THE CASE FOR SINGLE DICE ROLLS IN COMBAT
I pretty much laid this one out already. To elaborate, the case for a single roll is that combat should not eat up a lot of time in a game that does not emphasize it. It merely bogs down a game with the chore of slogging through a combat that no one really wants to play out for the entire night just to get to the end result. It's easy enough to set target levels for what you wish to accomplish (modeling many mental and social skills) and simply make a single roll.
Also, players who enjoy non-combat games probably don't want to spend a lot of time covering all of their bases on a character sheet just in case a combat breaks out. They also don't want to be bothered making tactical decisions or look foolish because they fall flat on their face when a combat does break out.
Finally, the lethality factor (the most common defense of the "case against") is usually not much of an issue. Many non-combat games take their cue from television series, the main cast (the PCs) are never in mortal danger unless it's appropriately dramatic or the player grows tired of the character and wants her written out. Also, the case that mental or social tasks should be "crunched out" to include rounds and modifiers ignores the fact that advocates for combat single dice rolls would rather play out their scenes with as little time as possible devoted to dice rolling, except in cases where they can't (could a player who's an accountant in RL really get into roleplaying out the intricacies of brain surgery?).
THE CASE AGAINST SINGLE DICE ROLLS IN COMBAT
How can you determine how wounded a character is on the basis of a single dice roll? If your character is supposed to be a golden gloves winner, how fair is it if Skippy the Frail takes him down because of a single bad roll? Chances are that after a single bad roll, Skippy would have his clock cleaned.
There are simply too many factors to account for in a combat, and they are not easily modeled with a single roll. What kind of success modifier chart would you be using that could accommodate all of those factors? Should Health factor into the success rolls at all? And if you modify the single dice roll to two (each side gets a defense roll), aren't all you are really saying is that everyone gets one hit point? It's just way too arbitrary.
Finally, the main argument of the "case for" is that combat should be watered down to a single dice roll because mental and social skills do just that. I actually have three defenses here. First, I'd argue that mental and social skills should never be arbitrarily decided by a single roll. Are we to believe that Rico Suave, stud extraordinaire, should be completely shut down during a ball room scene because of a single roll? I think not!

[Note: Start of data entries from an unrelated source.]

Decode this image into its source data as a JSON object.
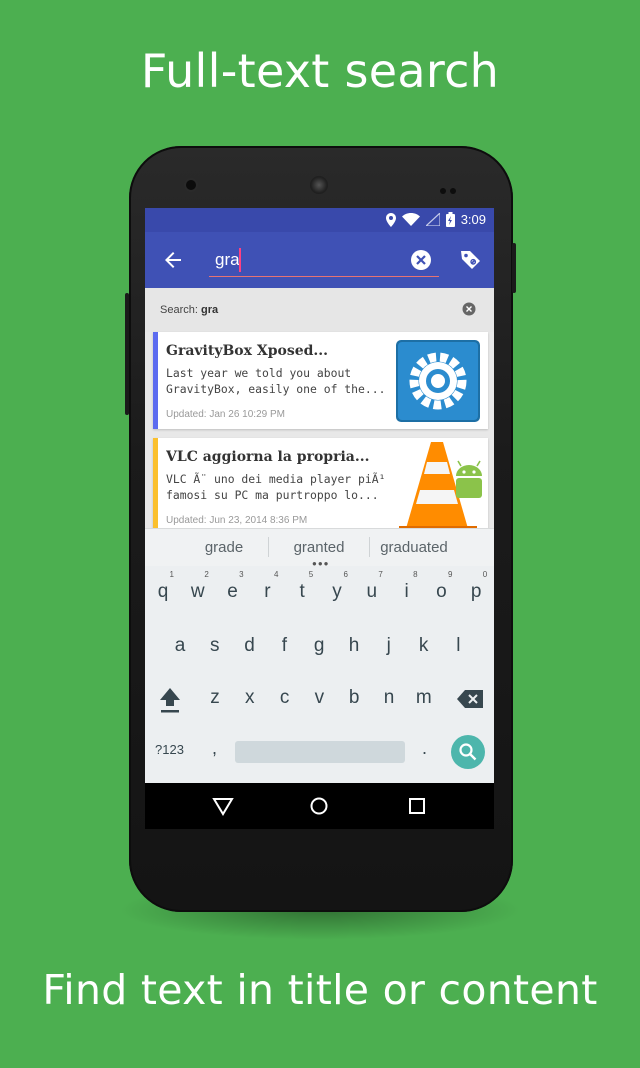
{
  "promo": {
    "headline": "Full-text search",
    "caption": "Find text in title or content"
  },
  "statusbar": {
    "time": "3:09"
  },
  "toolbar": {
    "search_value": "gra",
    "back_icon": "arrow-back-icon",
    "clear_icon": "clear-circle-icon",
    "tag_icon": "tag-icon"
  },
  "filter": {
    "label": "Search:",
    "term": "gra"
  },
  "articles": [
    {
      "title": "GravityBox Xposed...",
      "excerpt_line1": "Last year we told you about",
      "excerpt_line2": "GravityBox, easily one of the...",
      "updated": "Updated: Jan 26 10:29 PM",
      "accent": "#5c6bf0"
    },
    {
      "title": "VLC aggiorna la propria...",
      "excerpt_line1": "VLC Ã¨ uno dei media player piÃ¹",
      "excerpt_line2": "famosi su PC ma purtroppo lo...",
      "updated": "Updated: Jun 23, 2014 8:36 PM",
      "accent": "#fbc02d"
    }
  ],
  "suggestions": [
    "grade",
    "granted",
    "graduated"
  ],
  "keyboard": {
    "row1": [
      "q",
      "w",
      "e",
      "r",
      "t",
      "y",
      "u",
      "i",
      "o",
      "p"
    ],
    "row1_hints": [
      "1",
      "2",
      "3",
      "4",
      "5",
      "6",
      "7",
      "8",
      "9",
      "0"
    ],
    "row2": [
      "a",
      "s",
      "d",
      "f",
      "g",
      "h",
      "j",
      "k",
      "l"
    ],
    "row3": [
      "z",
      "x",
      "c",
      "v",
      "b",
      "n",
      "m"
    ],
    "sym_label": "?123",
    "comma": ",",
    "period": "."
  },
  "colors": {
    "background": "#4caf50",
    "toolbar": "#3f51b5",
    "statusbar": "#3949ab",
    "search_key": "#4db6ac"
  }
}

Secondly, in using the argument that combat has far too many rules while the "emphasized" aspects have a single roll, shouldn't those making the argument for single rolls really be saying instead that combat should go down to a single roll while mental and social tasks should be expanded with their own modifiers and "rounds?"
Thirdly, all expanded combat does is allow the players to "roleplay" combat. Since it's hard to figure out the intricacies of combat, the dice actually helps describe the scene in ways that the average player simply can't. How can you expect such a player to conceptualize all of the modifiers to shove into a single roll?
Well, there you have it, the argument for and the argument against. I'm still on the fence on this one, but I'm leaning towards allowing it in games that use combat only to enhance a drama (I fail to see how Babylon 5 would play much differently). On the other hand, I could easily convince myself otherwise, and then convince myself back again.
So what are your thoughts?